What is expected ▸ Only lines holding "your" are needed; copy each of them from the data below.

BEGIN

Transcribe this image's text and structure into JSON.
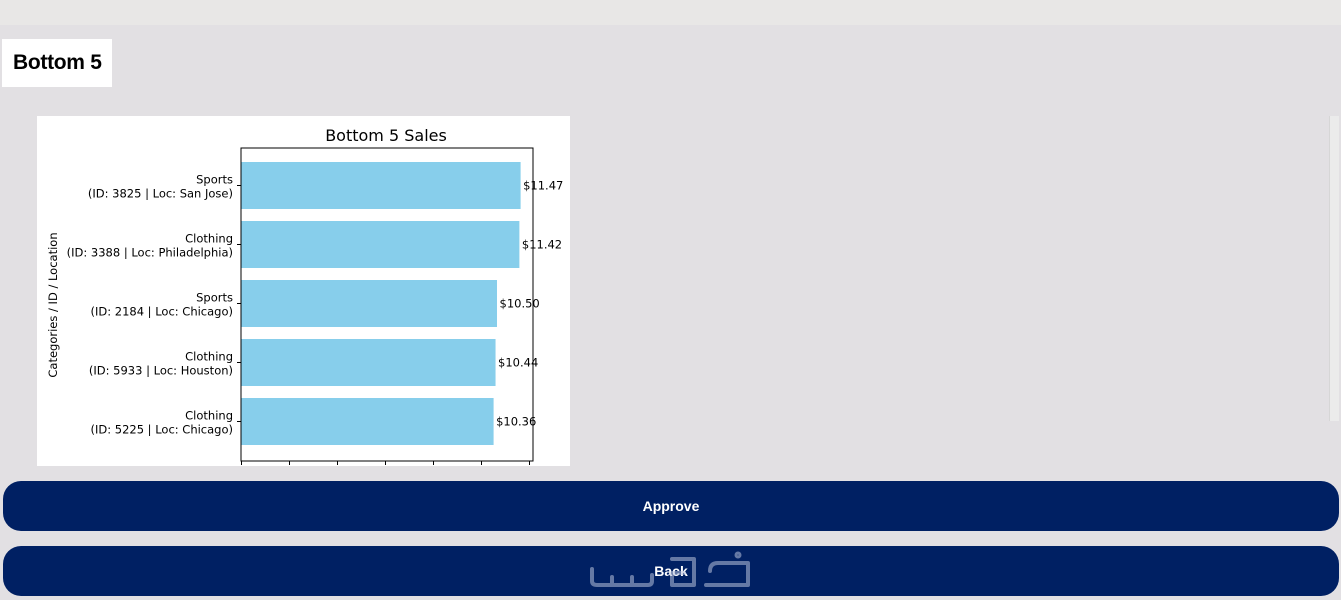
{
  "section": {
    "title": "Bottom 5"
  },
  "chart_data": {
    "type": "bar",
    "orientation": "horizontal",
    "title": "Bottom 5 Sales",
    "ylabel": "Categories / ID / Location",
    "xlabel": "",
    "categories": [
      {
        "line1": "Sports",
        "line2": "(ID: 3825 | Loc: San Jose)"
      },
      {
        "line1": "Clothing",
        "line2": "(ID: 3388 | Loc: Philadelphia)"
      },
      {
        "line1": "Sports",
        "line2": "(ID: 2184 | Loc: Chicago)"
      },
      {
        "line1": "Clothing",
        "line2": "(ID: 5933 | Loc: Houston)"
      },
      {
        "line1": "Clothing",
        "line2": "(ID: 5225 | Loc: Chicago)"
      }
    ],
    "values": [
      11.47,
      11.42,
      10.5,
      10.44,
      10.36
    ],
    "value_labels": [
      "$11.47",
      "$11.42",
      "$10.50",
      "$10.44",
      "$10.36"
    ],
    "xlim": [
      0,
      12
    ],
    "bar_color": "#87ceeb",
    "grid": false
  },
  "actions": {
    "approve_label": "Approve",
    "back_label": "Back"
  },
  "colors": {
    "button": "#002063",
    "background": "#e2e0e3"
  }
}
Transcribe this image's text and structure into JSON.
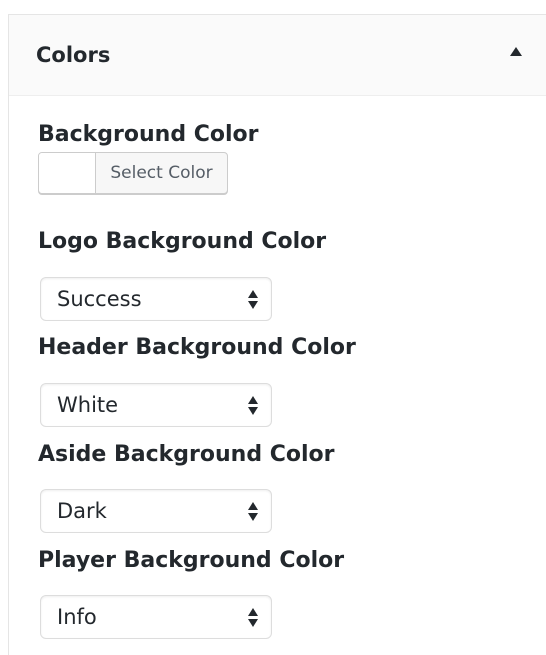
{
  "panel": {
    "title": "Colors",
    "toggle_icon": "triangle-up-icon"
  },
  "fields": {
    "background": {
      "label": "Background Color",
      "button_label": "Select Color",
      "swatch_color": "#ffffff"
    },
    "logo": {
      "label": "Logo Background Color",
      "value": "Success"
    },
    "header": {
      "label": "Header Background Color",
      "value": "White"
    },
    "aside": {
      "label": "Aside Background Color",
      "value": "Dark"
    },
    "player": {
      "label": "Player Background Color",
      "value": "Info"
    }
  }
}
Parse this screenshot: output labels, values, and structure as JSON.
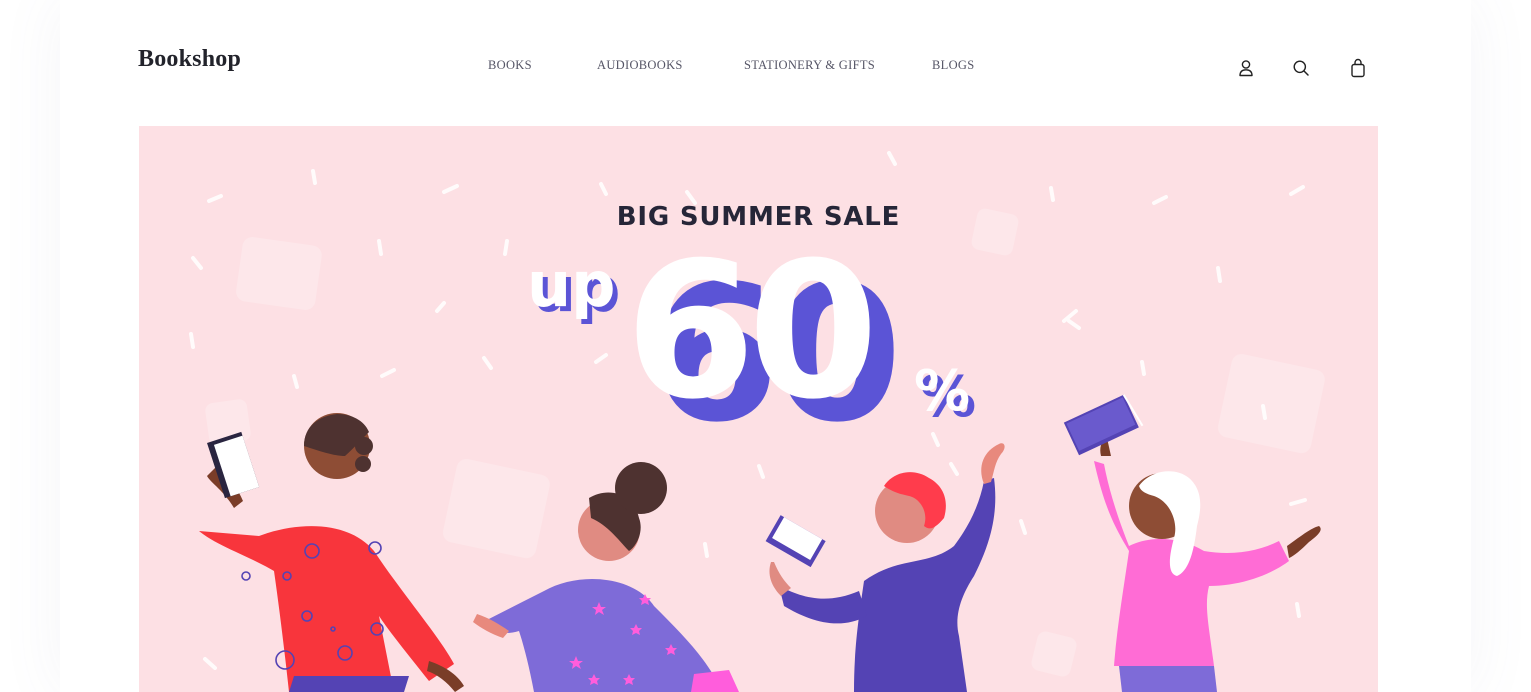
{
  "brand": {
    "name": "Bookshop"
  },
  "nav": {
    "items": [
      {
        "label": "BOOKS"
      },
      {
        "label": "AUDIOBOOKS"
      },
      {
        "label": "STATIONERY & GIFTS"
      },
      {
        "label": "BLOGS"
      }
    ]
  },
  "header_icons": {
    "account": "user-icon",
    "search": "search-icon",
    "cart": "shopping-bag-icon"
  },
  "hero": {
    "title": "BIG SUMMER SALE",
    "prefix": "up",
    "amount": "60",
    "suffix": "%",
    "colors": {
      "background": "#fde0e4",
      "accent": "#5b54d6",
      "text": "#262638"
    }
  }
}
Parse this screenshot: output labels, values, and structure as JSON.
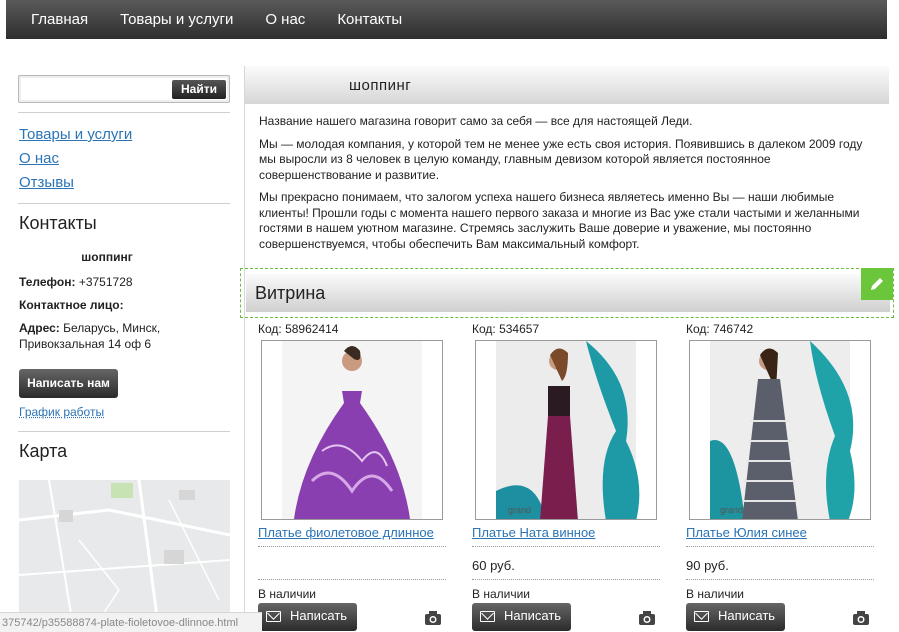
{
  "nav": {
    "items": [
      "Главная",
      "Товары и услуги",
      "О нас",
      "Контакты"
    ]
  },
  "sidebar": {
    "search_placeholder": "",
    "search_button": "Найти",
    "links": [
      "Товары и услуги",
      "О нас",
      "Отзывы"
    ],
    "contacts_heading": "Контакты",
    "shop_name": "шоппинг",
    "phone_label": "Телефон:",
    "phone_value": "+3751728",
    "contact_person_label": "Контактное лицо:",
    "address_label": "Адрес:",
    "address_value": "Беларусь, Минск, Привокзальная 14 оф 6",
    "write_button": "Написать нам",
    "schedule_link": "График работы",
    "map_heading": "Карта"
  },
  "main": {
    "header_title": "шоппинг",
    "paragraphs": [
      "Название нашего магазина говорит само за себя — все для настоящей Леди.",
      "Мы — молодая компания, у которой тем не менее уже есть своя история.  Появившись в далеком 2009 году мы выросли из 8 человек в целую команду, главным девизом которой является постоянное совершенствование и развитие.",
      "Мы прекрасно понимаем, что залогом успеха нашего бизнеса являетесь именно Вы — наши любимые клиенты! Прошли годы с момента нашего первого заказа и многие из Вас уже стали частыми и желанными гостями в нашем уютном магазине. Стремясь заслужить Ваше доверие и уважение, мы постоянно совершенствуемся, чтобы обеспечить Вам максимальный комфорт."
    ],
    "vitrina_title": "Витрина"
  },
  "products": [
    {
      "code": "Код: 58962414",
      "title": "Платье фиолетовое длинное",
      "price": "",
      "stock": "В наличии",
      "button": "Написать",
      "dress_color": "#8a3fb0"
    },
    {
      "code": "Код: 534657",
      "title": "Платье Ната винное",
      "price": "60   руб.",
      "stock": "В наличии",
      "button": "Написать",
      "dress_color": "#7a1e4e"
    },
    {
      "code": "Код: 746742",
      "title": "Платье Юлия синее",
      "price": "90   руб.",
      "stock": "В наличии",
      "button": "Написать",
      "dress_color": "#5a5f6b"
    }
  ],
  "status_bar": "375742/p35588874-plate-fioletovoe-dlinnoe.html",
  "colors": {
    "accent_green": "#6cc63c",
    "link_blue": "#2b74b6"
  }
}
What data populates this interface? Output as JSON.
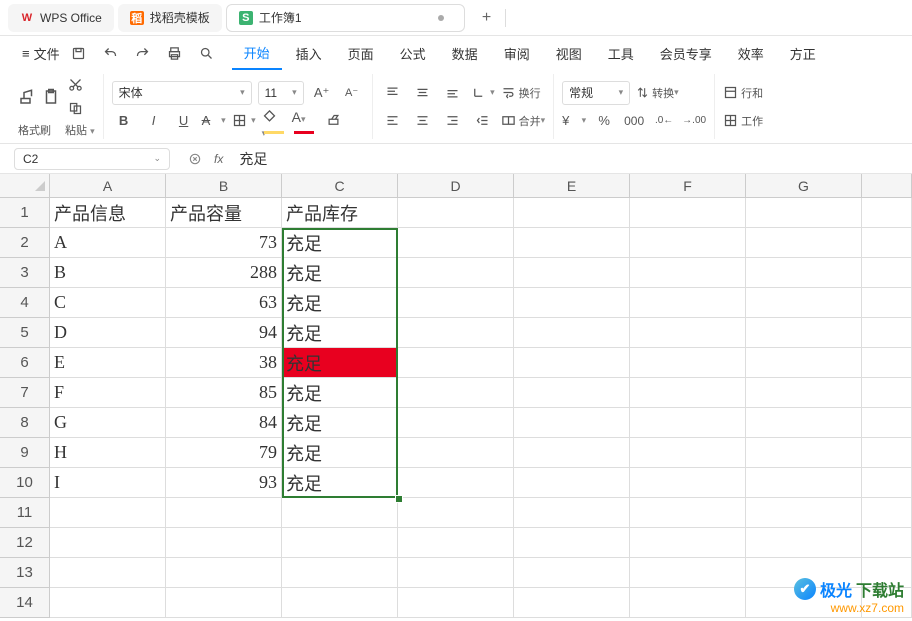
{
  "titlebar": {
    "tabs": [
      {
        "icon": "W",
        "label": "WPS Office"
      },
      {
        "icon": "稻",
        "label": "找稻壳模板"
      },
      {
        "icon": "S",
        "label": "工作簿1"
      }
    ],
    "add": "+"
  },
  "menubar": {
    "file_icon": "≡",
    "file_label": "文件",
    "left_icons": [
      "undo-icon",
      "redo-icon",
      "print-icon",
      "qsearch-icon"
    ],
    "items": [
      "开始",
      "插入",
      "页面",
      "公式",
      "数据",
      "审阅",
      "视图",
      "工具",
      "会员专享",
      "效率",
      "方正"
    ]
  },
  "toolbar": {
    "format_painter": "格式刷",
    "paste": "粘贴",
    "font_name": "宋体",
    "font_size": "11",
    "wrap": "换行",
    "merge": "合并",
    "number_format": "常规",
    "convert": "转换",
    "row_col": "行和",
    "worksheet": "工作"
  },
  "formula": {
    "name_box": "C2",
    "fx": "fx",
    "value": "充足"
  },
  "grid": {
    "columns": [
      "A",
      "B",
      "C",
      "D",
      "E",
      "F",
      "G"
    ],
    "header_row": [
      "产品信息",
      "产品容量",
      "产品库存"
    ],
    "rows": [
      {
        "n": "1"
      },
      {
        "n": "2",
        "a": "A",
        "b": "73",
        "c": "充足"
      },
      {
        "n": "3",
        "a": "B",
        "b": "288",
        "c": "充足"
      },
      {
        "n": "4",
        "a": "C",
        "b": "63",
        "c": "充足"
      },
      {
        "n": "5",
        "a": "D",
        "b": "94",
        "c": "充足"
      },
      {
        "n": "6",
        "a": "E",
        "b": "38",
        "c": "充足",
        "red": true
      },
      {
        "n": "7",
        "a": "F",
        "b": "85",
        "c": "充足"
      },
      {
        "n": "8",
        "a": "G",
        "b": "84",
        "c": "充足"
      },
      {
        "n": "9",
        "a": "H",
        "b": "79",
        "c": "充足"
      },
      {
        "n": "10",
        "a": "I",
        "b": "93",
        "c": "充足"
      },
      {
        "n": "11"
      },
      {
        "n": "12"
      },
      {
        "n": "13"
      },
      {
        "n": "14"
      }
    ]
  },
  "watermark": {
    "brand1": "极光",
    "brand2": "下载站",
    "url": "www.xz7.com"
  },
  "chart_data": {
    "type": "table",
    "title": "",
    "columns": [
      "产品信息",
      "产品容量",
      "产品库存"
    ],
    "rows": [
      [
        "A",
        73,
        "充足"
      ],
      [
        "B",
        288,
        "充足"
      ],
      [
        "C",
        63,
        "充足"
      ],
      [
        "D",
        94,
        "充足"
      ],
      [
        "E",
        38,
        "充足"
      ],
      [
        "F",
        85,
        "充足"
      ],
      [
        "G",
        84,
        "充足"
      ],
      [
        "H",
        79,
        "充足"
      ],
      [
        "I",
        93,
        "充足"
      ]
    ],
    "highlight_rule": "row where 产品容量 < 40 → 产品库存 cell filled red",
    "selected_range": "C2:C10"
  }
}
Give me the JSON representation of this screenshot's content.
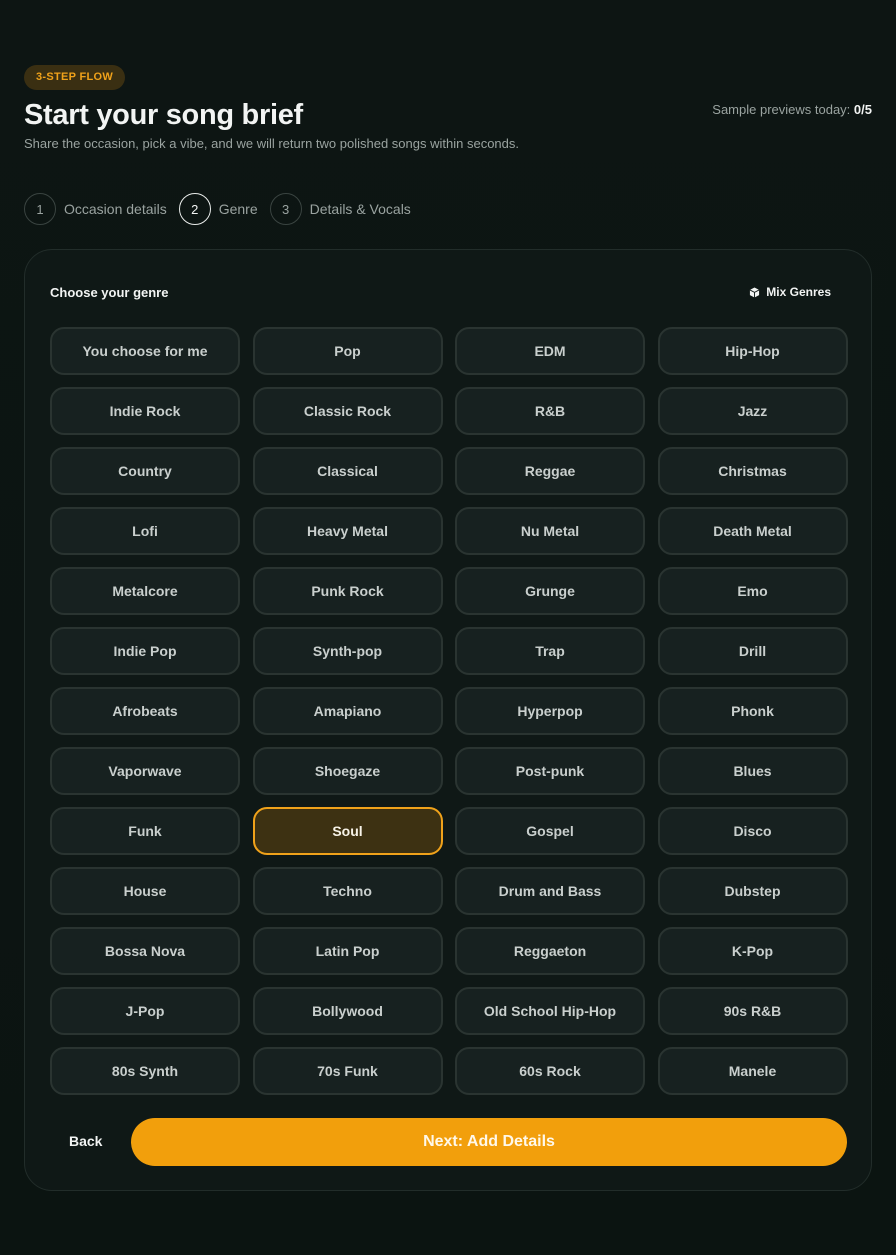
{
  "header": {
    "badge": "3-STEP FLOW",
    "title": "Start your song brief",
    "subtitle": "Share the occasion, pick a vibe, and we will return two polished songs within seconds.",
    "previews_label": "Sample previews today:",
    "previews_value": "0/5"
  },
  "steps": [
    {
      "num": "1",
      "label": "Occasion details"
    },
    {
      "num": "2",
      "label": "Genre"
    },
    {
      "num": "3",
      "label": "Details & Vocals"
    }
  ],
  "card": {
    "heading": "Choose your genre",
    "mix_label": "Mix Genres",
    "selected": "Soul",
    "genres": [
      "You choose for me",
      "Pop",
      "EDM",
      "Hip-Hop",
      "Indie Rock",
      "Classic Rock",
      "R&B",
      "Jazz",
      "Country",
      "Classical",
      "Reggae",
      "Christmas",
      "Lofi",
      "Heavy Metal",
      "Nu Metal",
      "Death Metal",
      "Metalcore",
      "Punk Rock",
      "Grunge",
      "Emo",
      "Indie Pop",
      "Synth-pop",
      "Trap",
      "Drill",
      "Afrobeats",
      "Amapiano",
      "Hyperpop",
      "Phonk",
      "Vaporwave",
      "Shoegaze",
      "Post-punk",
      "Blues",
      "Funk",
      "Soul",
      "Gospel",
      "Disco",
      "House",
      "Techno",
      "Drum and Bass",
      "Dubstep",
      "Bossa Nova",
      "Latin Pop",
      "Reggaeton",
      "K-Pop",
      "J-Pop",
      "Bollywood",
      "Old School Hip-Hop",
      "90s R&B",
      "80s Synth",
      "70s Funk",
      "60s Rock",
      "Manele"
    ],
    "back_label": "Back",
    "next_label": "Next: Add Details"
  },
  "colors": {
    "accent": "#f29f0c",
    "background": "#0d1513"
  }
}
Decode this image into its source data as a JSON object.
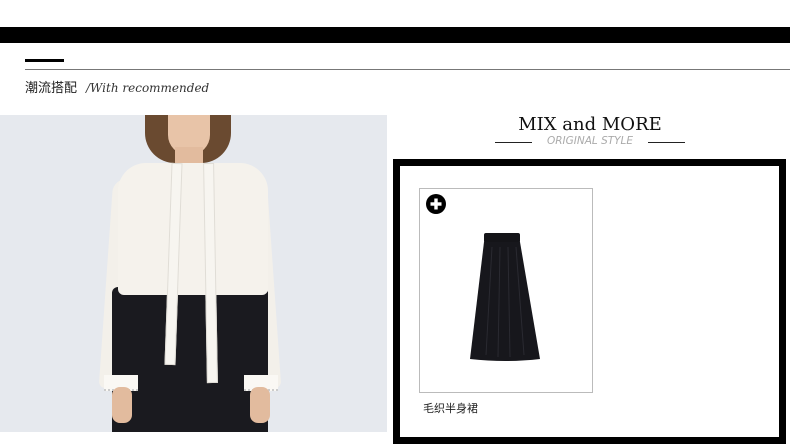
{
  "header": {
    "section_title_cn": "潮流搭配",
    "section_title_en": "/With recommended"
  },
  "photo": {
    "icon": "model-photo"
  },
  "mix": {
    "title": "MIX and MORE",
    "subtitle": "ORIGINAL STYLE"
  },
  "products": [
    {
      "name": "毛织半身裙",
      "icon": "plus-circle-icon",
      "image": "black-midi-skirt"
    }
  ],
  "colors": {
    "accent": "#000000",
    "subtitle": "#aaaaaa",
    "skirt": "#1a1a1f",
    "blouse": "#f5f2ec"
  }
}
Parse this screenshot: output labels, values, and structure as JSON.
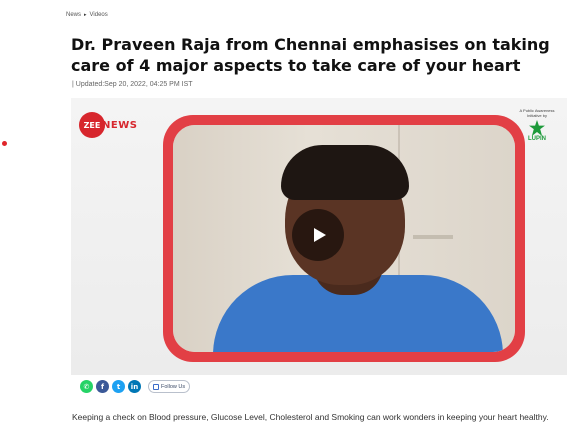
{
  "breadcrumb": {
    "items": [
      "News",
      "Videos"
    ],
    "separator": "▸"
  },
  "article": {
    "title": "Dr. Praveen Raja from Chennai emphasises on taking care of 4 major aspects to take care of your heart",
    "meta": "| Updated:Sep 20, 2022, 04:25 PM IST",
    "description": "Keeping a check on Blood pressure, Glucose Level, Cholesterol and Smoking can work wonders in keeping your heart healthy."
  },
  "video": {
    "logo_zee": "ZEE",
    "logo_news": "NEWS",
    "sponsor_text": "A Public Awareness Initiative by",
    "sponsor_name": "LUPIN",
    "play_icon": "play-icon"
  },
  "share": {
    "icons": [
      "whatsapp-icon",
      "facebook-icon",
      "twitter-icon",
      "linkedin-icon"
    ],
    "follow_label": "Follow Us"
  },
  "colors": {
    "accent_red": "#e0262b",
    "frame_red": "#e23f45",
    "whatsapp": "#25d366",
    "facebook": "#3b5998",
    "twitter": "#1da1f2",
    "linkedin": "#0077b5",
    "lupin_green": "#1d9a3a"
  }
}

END

Answer space ▸
    "title": "Start your song brief",
    "heading": "Choose your genre",
    "title": "Dr. Praveen Raja from Chennai emphasises on taking care of 4 major aspects to take care of your heart",
    "description": "Keeping a check on Blood pressure, Glucose Level, Cholesterol and Smoking can work wonders in keeping your heart healthy."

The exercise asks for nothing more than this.